# [Problem to solve]
Go through the lines below and copy each one that holds the string "icon".

# [Provided material]
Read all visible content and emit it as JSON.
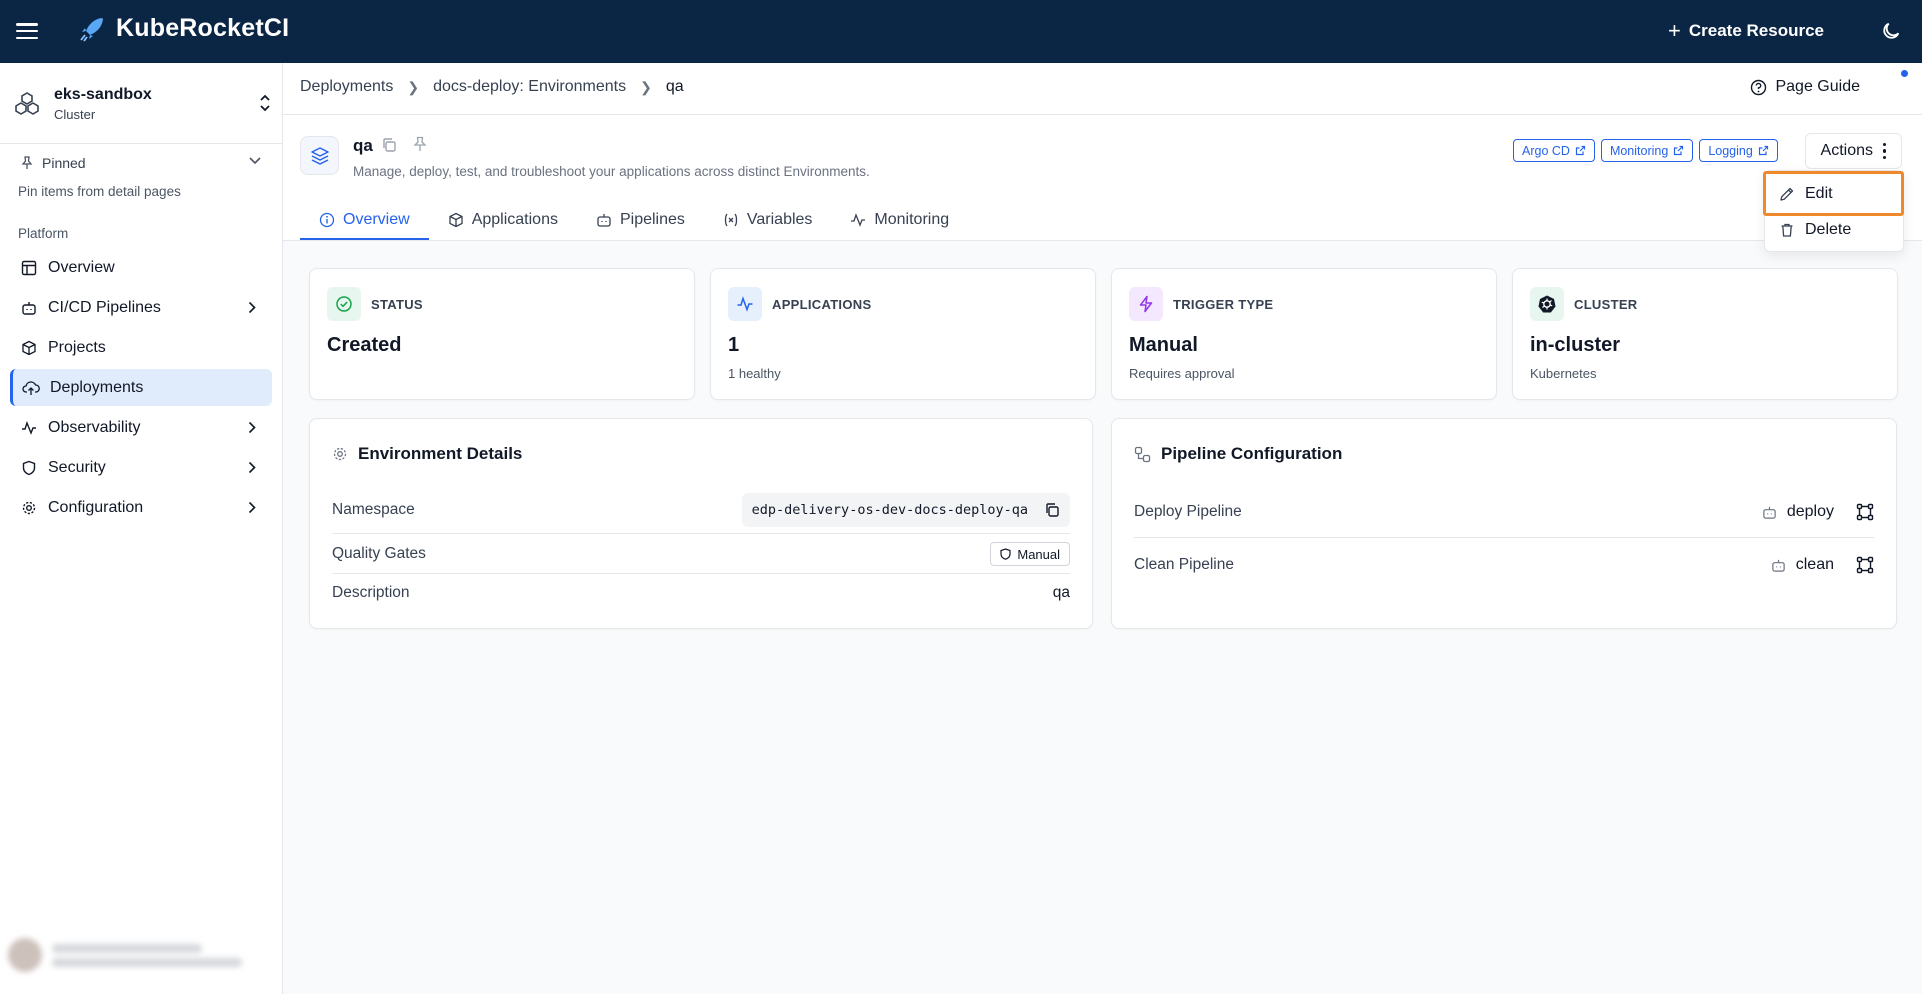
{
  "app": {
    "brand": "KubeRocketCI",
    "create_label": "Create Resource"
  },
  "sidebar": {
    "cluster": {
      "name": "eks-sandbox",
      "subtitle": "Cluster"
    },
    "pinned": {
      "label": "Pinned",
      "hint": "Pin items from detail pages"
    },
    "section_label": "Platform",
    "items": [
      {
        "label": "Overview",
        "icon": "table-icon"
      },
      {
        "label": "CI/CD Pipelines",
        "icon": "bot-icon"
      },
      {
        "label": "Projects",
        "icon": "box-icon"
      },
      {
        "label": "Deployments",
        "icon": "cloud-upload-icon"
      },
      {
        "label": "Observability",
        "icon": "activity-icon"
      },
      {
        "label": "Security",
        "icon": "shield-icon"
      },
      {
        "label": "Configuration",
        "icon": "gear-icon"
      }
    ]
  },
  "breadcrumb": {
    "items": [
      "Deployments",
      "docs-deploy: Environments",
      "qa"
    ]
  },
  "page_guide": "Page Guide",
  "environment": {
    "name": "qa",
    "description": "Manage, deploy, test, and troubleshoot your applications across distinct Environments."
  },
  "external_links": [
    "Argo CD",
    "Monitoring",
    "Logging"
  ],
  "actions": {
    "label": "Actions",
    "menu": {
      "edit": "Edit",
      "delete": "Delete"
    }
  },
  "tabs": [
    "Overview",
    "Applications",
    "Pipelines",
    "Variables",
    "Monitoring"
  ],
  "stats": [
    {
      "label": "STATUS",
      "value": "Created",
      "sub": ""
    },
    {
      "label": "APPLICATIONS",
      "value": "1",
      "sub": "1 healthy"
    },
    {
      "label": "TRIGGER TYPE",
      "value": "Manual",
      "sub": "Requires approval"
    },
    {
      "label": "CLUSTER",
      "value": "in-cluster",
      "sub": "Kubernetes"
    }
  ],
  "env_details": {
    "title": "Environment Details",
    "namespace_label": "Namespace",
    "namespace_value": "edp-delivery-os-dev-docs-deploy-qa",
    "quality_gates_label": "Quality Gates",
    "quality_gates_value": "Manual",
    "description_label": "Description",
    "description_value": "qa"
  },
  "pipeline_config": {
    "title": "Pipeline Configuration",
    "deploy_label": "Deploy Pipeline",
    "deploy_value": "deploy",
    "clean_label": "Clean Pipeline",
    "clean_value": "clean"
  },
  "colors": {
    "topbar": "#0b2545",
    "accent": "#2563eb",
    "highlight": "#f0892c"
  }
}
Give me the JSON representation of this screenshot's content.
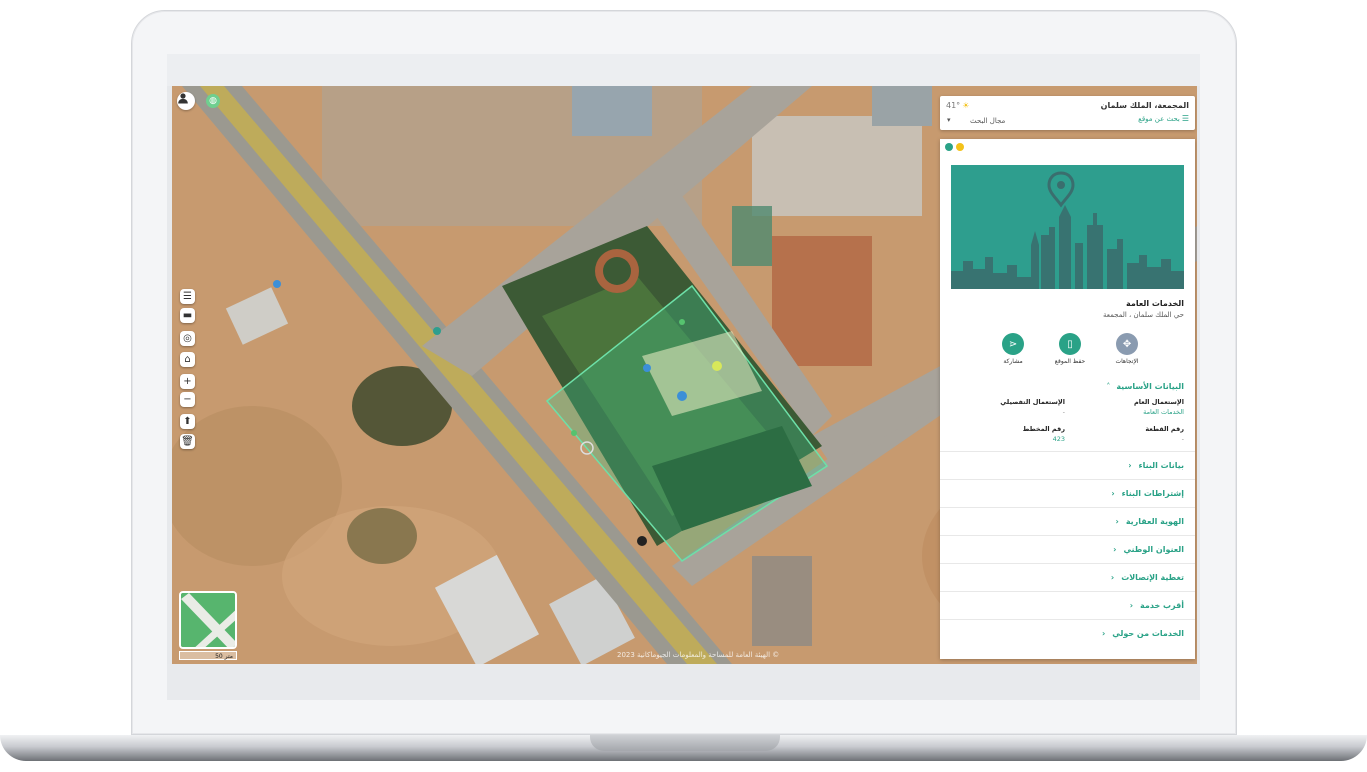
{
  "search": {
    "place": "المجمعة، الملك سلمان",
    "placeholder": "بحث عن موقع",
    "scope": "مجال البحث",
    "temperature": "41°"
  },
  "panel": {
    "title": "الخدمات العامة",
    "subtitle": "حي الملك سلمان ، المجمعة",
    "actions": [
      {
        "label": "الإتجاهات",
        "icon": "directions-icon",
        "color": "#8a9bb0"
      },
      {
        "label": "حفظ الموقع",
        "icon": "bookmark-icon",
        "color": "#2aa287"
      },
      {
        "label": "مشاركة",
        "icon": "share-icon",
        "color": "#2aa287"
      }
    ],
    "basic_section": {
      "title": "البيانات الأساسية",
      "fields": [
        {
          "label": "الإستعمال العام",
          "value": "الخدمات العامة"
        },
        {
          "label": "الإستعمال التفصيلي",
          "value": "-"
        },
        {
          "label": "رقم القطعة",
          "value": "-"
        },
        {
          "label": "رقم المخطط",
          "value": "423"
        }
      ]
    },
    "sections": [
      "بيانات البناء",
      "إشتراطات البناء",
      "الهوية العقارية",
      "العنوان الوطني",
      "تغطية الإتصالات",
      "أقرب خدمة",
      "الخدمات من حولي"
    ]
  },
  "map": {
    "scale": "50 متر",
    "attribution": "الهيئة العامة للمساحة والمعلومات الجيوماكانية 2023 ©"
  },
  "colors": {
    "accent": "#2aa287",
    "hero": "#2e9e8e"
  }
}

# [Solution to the problem]
        "icon": "table-icon"
        "icon": "bot-icon"
        "icon": "box-icon"
        "icon": "cloud-upload-icon"
        "icon": "activity-icon"
        "icon": "shield-icon"
        "icon": "gear-icon"
        "icon": "directions-icon",
        "icon": "bookmark-icon",
        "icon": "share-icon",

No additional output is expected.